“Ok-Sook’s unwavering commitment to teaching, mentoring, and leadership was truly extraordinary. She will be sorely missed and stay in our hearts forever.”Yen-Hwei Lin, LiLaC Department Chair
“Ok-Sook’s unwavering commitment to teaching, mentoring, and leadership was truly extraordinary,” said Yen-Hwei Lin, Chair of the Department of Linguistics, Languages, and Cultures. “She will be sorely missed and stay in our hearts forever.”
Actively engaged with the Council on Korean Studies at MSU, many of Park’s students were proud recipients of scholarships from the Council presented during the annual event of Global Korea Awards. She also was a member of the American Association of Teachers of Korean and had served on the board.

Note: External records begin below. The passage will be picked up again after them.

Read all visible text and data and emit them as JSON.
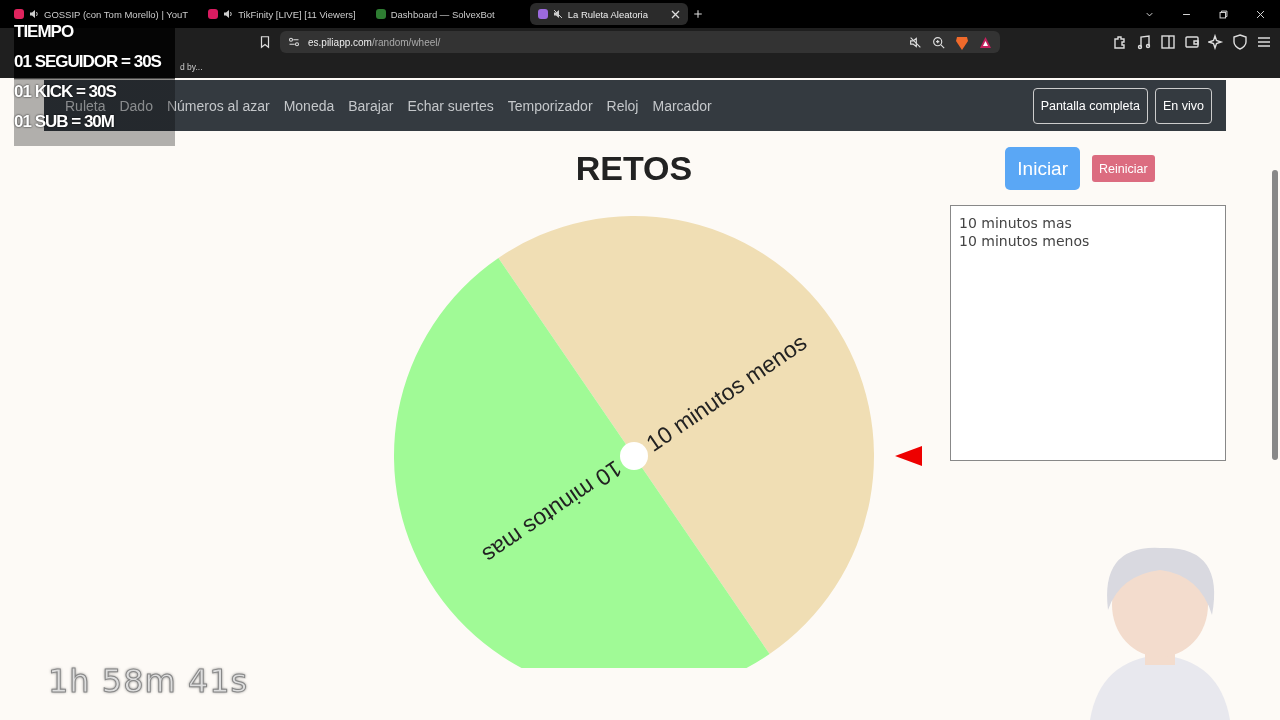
{
  "browser": {
    "tabs": [
      {
        "title": "GOSSIP (con Tom Morello) | YouT",
        "selected": false,
        "audio": true
      },
      {
        "title": "TikFinity [LIVE] [11 Viewers]",
        "selected": false,
        "audio": true
      },
      {
        "title": "Dashboard — SolvexBot",
        "selected": false,
        "audio": false
      },
      {
        "title": "La Ruleta Aleatoria",
        "selected": true,
        "audio": true
      }
    ],
    "url_domain": "es.piliapp.com",
    "url_path": "/random/wheel/",
    "bookmark": "d by..."
  },
  "navbar": {
    "items": [
      "Ruleta",
      "Dado",
      "Números al azar",
      "Moneda",
      "Barajar",
      "Echar suertes",
      "Temporizador",
      "Reloj",
      "Marcador"
    ],
    "buttons": [
      "Pantalla completa",
      "En vivo"
    ]
  },
  "title": "RETOS",
  "wheel": {
    "segments": [
      {
        "label": "10 minutos menos",
        "color": "#f0deb4"
      },
      {
        "label": "10 minutos mas",
        "color": "#a0fa96"
      }
    ]
  },
  "controls": {
    "start": "Iniciar",
    "reset": "Reiniciar"
  },
  "entries": "10 minutos mas\n10 minutos menos",
  "overlay": {
    "lines": [
      "TIEMPO",
      "01 SEGUIDOR = 30S",
      "01 KICK = 30S",
      "01 SUB = 30M"
    ],
    "timer": "1h 58m 41s"
  }
}
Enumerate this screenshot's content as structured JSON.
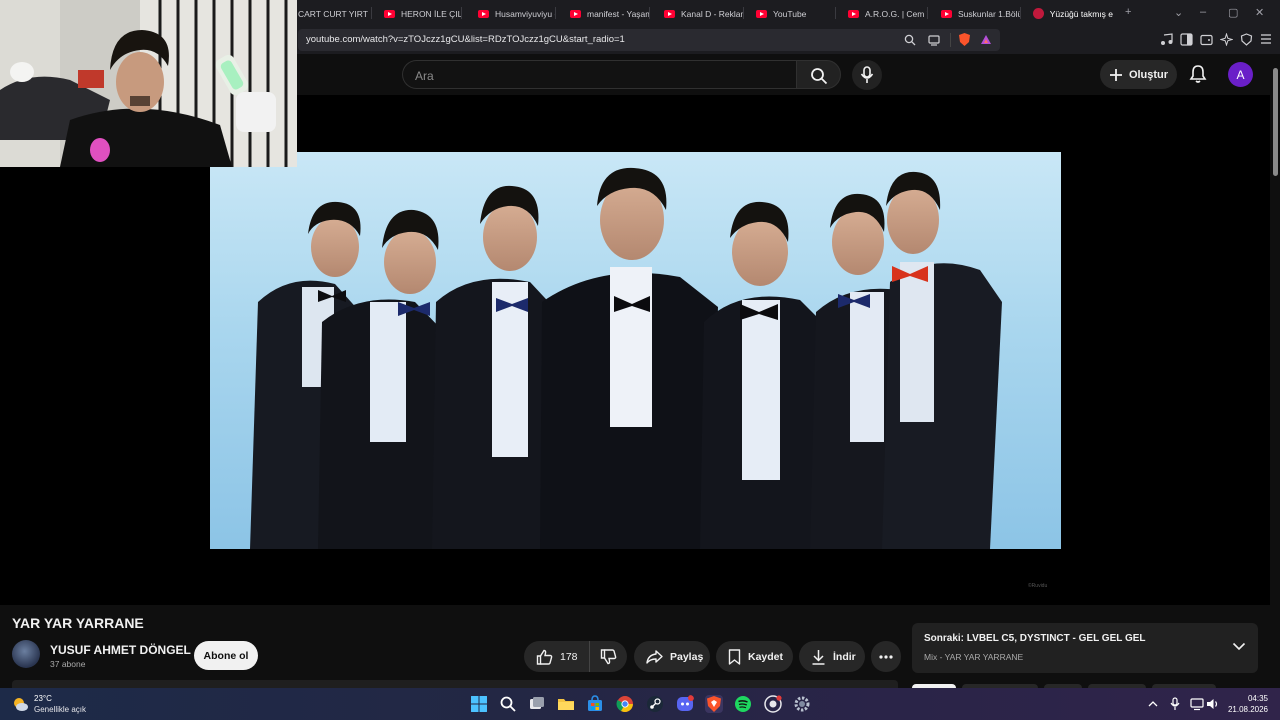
{
  "browser": {
    "tabs": [
      {
        "label": "CART CURT YIRT",
        "youtube": false
      },
      {
        "label": "HERON İLE ÇILGI",
        "youtube": true
      },
      {
        "label": "Husamviyuviyu -",
        "youtube": true
      },
      {
        "label": "manifest - Yaşam",
        "youtube": true
      },
      {
        "label": "Kanal D - Reklam",
        "youtube": true
      },
      {
        "label": "YouTube",
        "youtube": true
      },
      {
        "label": "A.R.O.G. | Cem Y",
        "youtube": true
      },
      {
        "label": "Suskunlar 1.Bölü",
        "youtube": true
      },
      {
        "label": "Yüzüğü takmış e",
        "youtube": true
      }
    ],
    "new_tab": "+",
    "url": "youtube.com/watch?v=zTOJczz1gCU&list=RDzTOJczz1gCU&start_radio=1"
  },
  "header": {
    "search_placeholder": "Ara",
    "create_label": "Oluştur",
    "avatar_letter": "A"
  },
  "video": {
    "title": "YAR YAR YARRANE",
    "watermark": "©Ruvidu"
  },
  "channel": {
    "name": "YUSUF AHMET DÖNGEL",
    "subscribers": "37 abone",
    "subscribe_label": "Abone ol"
  },
  "actions": {
    "like_count": "178",
    "share_label": "Paylaş",
    "save_label": "Kaydet",
    "download_label": "İndir"
  },
  "up_next": {
    "label": "Sonraki: LVBEL C5, DYSTINCT - GEL GEL GEL",
    "subtitle": "Mix - YAR YAR YARRANE"
  },
  "taskbar": {
    "weather_temp": "23°C",
    "weather_desc": "Genellikle açık",
    "time": "04:35",
    "date": "21.08.2026"
  },
  "colors": {
    "youtube_red": "#ff0033",
    "avatar_purple": "#6a1fc8",
    "background": "#0f0f0f"
  }
}
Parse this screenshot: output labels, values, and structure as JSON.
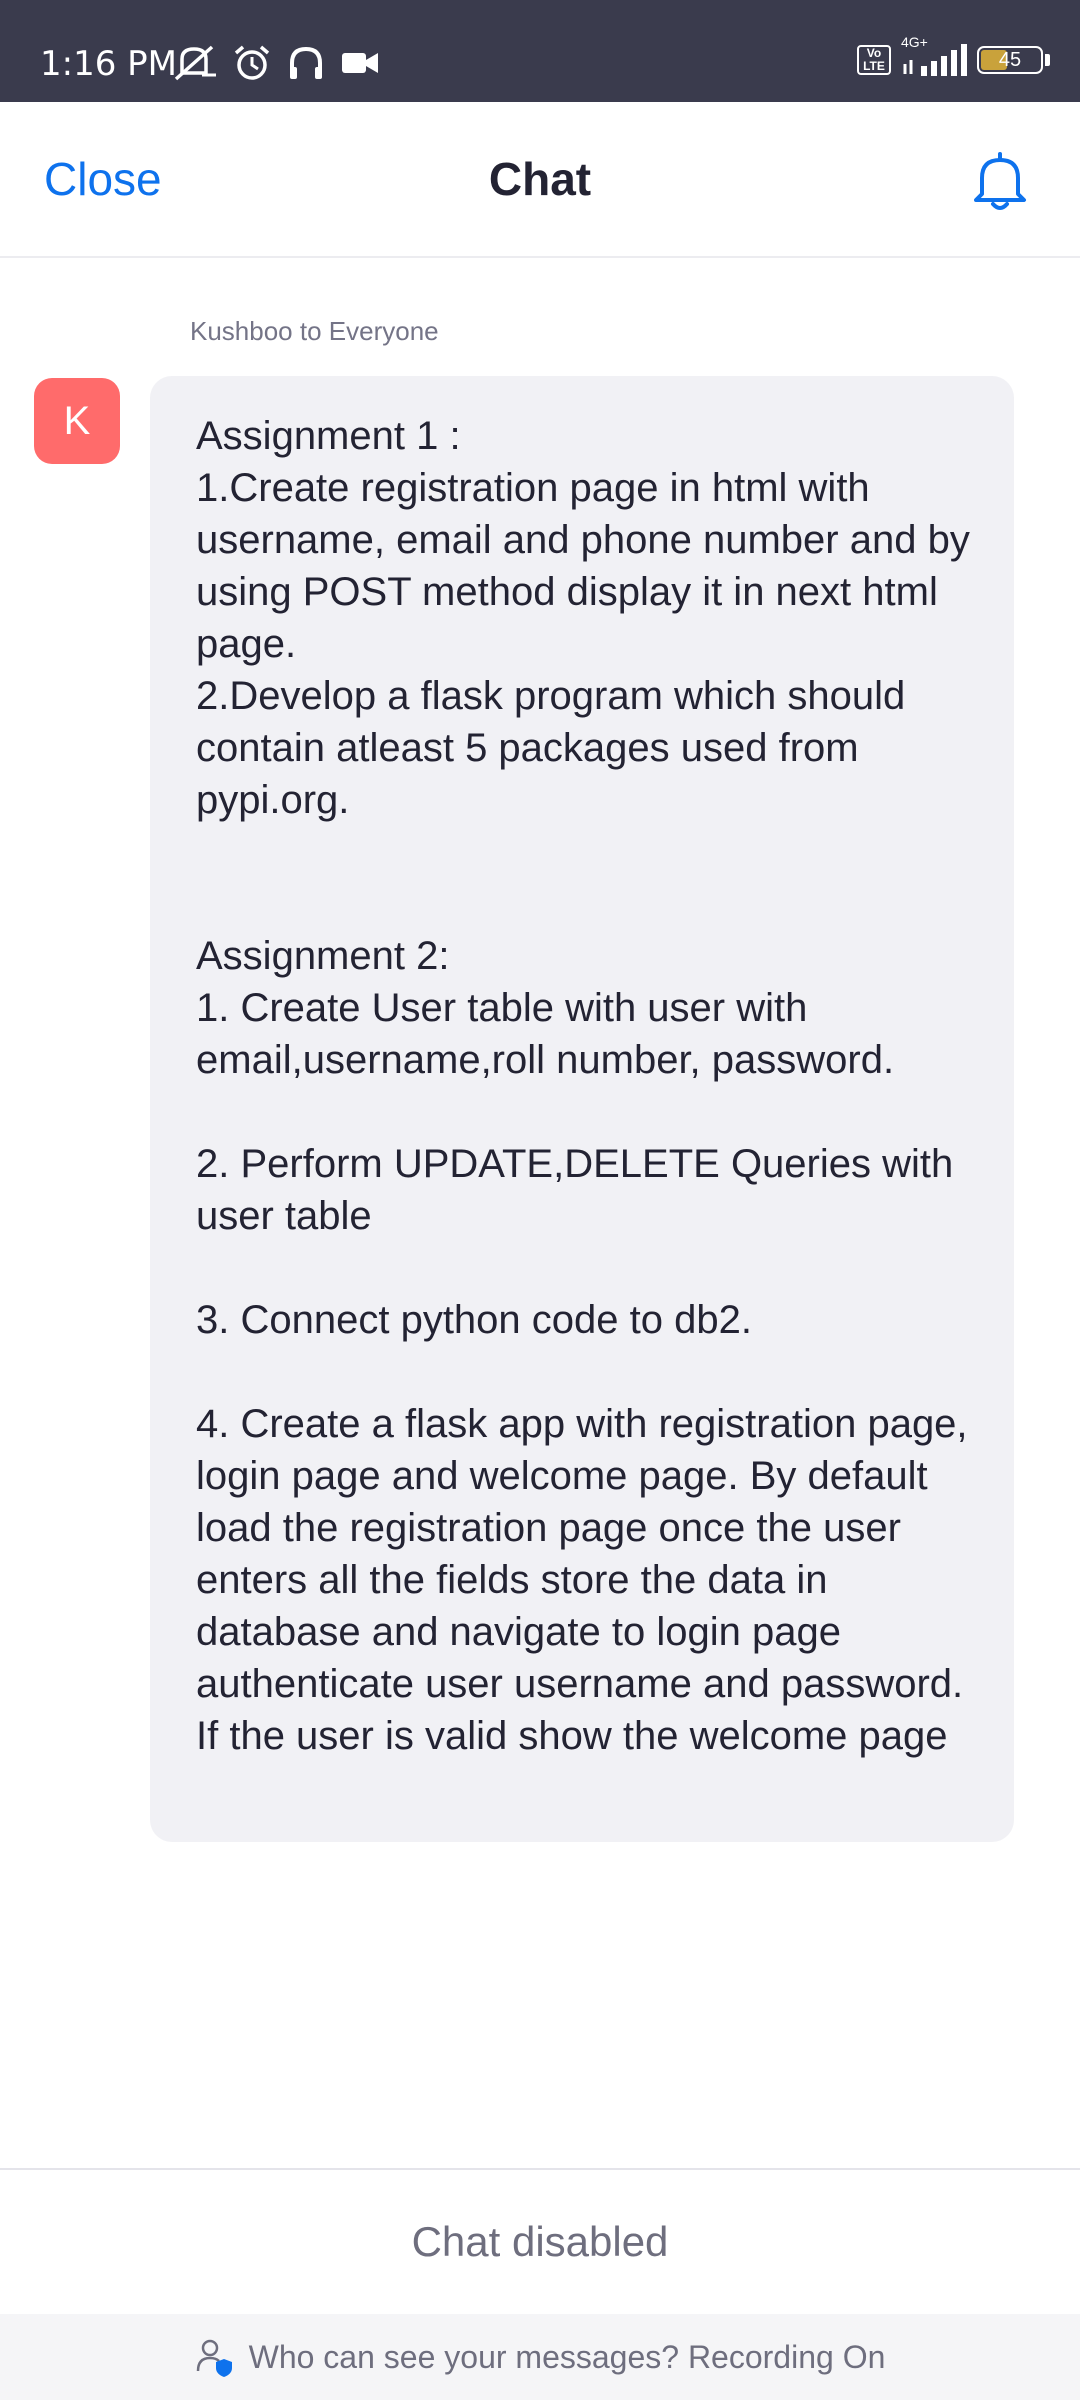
{
  "status_bar": {
    "time": "1:16 PM",
    "icons": [
      "mute-icon",
      "alarm-icon",
      "headphones-icon",
      "video-icon",
      "volte-icon",
      "signal-icon",
      "battery-icon"
    ],
    "volte_label": "Vo\nLTE",
    "network": "4G+",
    "battery": "45",
    "battery_level_percent": 45
  },
  "header": {
    "close_label": "Close",
    "title": "Chat",
    "accent_color": "#0e72ed"
  },
  "message": {
    "sender": "Kushboo to Everyone",
    "avatar_letter": "K",
    "avatar_color": "#ff6b6b",
    "text": "Assignment 1 :\n1.Create registration page in html with username, email and phone number and by using POST method display it in next html page.\n2.Develop a flask program which should contain atleast 5 packages used from pypi.org.\n\n\nAssignment 2:\n1. Create User table with user with email,username,roll number, password.\n\n2. Perform UPDATE,DELETE Queries with user table\n\n3. Connect python code to db2.\n\n4. Create a flask app with registration page, login page and welcome page. By default load the registration page once the user enters all the fields store the data in database and navigate to login page authenticate user username and password. If the user is valid show the welcome page"
  },
  "footer": {
    "status": "Chat disabled",
    "notice": "Who can see your messages? Recording On"
  }
}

Park always worked to advance herself in teaching/mentoring, leadership and research, while fostering productive and collaborative relationships across multiple programs and units. She was committed to keeping undergraduate students engaged and to mentoring graduate teaching assistants. She was very much respected and loved by her colleagues, mentees, and students.
“Professor Ok-Sook Park was a dedicated mentor for her students,” said Steven Gagnon, Ph.D. Candidate in the Second Language Studies Program and Interim Program Coordinator for the Korean Program. “She will always be remembered for her kindness and the encouragement she gave to her students both in and out of the classroom.”
In addition to teaching and directing the Korean Program, Park made major contributions to several important departmental committees, including chairing the Non-Tenure-System Annual Review Process Committee.
In 2019, she received the Fixed-Term Faculty and Academic Specialist Leadership Excellence Award presented by the College of Arts & Letters. The award recognizes individuals who demonstrate leadership excellence, who make a substantive impact in their area, and who mark the difference between a good program and an excellent one.
“Our Korean Program would not exist without Ok-Sook Park. She developed the curriculum for all the Korean language classes at MSU. We now offer four years of Korean and have a minor that she developed,” said Charlene Polio, Professor and Associate Chair for Graduate Studies in the Department of Linguistics, Languages, and Cultures. “She also was a great mentor to several of the Second Language Studies Ph.D. students who taught Korean with her. I’ve been hearing from former students who are grateful for the guidance and opportunities that she provided them. Several have gone on to teach Korean in prestigious programs throughout the country.”
“Our Korean Program would not exist without Ok-Sook Park. She developed the curriculum for all the Korean language classes at MSU. We now offer four years of Korean and have a minor that she developed.”Charlene Polio, LiLaC Professor and Associate Chair for Graduate Studies
Park was a graduate of Michigan State University, having earned her Ph.D. in Linguistics: Phonology, specializing in Korean Phonology, from MSU in 2002. After receiving her Ph.D., she taught at the University of Michigan in the Department of Asian Languages and Cultures where she also served as Director of Korean and Southeast Asian Language Programs. During her time at the University of Michigan, her innovative efforts resulted in some vast improvements, including revamping the placement testing process and developing teaching materials for Korean verb conjugations.
In 2007, Park was recruited to Michigan State University to establish MSU’s Korean Program. She also taught for four years (2015-2018) during the summer at the School of Korean at Middlebury College in Vermont where she served as Assistant Director of the program and Lead Instructor for Level 3. During the summer of 2011, she served as Resident Director of the Critical Language Scholarship Program: Korean for the United States Department of State, Bureau of Education and Cultural Affairs, American Councils for International Education. In 2018, she served as a first-round panelist for that same program.
Born in Buan, South Korea, Park earned her bachelor’s degree in English Language and Literature from Woosuk University in South Korea in 1984 and her master’s degree in English Language and Literature from Sookmyung Women’s University, also in South Korea, in 1988.
The College of Arts & Letters wishes to express its heartfelt condolences to Park’s family and friends.
The funeral service is scheduled for Friday, Jan. 26, at 11 a.m. at Lehman Funeral Homes, 210 E. Bridge Street, Portland, Michigan. Visitation is on Thursday, Jan. 25, from 4 to 7 p.m. at the funeral home. Online condolences may be made on the Lehman Funeral Homes website.